Pia Rönicke & Nanna Debois Buhl
Copenhagen Landscape Lectures Spring 2018
”Outside the Garden” is the title of two events in the Copenhagen Landscape Lectures held at IGN, Institute for Geoscience and Nature Resource Management, in the section for Landscape Architecture and Planning. These lectures feature four artists that all relate to different landscapes in their works, and there will be two artists in dialogue at each lecture; Maria Finn & Camilla Berner 26.2, and Pia Rönicke & Nanna Debois Buhl 23.4.
The methods and tools by which we document our interaction with certain landscapes, be it urban nature in Copenhagen, man made sand dunes in Køge or rare plants in Mexico, are an integral part of the works developed by these artists. But what these works also have in common is an awareness of how the interplay between developers, users, as well as explorers, defines how we label these places.

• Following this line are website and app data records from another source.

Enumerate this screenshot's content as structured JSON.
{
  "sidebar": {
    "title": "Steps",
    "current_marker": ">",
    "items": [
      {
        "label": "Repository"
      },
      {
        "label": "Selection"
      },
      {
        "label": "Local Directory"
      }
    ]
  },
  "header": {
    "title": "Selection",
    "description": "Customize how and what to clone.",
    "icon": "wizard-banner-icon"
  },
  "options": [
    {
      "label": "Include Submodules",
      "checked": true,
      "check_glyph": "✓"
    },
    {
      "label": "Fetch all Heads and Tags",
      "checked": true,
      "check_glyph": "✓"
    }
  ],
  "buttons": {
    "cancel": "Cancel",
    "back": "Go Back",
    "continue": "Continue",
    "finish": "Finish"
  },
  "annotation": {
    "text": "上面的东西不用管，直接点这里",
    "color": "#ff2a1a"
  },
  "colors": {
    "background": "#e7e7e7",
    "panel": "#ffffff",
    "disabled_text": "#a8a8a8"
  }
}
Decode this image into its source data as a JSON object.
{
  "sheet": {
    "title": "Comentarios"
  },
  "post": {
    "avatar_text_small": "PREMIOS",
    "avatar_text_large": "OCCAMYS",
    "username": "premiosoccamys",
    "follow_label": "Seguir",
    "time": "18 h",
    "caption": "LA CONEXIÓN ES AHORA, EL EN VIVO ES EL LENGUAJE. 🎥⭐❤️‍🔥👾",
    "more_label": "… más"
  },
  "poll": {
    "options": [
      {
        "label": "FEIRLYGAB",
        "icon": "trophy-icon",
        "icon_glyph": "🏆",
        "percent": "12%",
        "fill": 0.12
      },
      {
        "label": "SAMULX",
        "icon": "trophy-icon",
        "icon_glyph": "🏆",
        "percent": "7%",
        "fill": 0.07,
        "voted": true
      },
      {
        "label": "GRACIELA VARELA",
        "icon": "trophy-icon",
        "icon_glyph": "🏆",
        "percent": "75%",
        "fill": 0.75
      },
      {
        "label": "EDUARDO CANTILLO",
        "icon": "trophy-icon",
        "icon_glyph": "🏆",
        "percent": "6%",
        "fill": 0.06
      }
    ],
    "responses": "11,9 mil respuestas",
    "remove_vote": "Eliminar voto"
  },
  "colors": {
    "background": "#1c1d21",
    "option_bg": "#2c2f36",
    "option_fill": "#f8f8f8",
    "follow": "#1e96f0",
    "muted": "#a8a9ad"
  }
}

April 23 at 16:00 Pia Rönicke & Nanna Debois Buhl
Auditorium von Langen
The lectures take place at The Department of Geosciences and Natural Resource Management (IGN), Rolighedsvej 23, 1958 Frederiksberg C, and are open for all. The events are followed by an informal reception.
Rönicke presented in her exhibition “The Cloud Document” at Overgaden in 2017 the result of her research about the Danish botanist Frederik Liebmann’s journey to Mexico 1841 – 43, where he collected over 50.000 plants. To update his research and the tools that he used, Rönicke her self travelled to Mexico, where she, together with two Mexican botanists, collected the same kind of plants that Liebmann had found, as well as additional species. These were gathered in a similar manner as Liebmann used, with visual DNA registrations of the plants as an addition to the dried examples. Furthermore Rönicke documented the trip into this landscape in a dual projected video, and presented together, the different forms of documentation raise questions concerning representation, authenticity and memory.
Nanna Debois Buhl
Debois Buhl has in her work “intervals and forms of stones of stars” mapped the environment in Køge Bay Beach Park, a large man-made beach landscape, with tools that were used in the early stages of photography. William Henry Fox Talbot used cameraless photographic methods to depict objects such as plants, and August Strindberg experimented with “celestograms” with which he hoped to capture the stars. Debois Buhl uses these cameraless techniques to capture plants, insects, and particles in the landscape in Køge Bay Beach Park today, and in this process opens up for thoughts on the human intervention in this area. The historic photographic methods make us rediscover the content of the landscape and question how it came to appear the way it does today. Through photographs, field notes, and conversations, her artist’s book “intervals and forms of stones of stars” further unfolds the reflections on this anthropocene biotope, its botany, and its cultural context.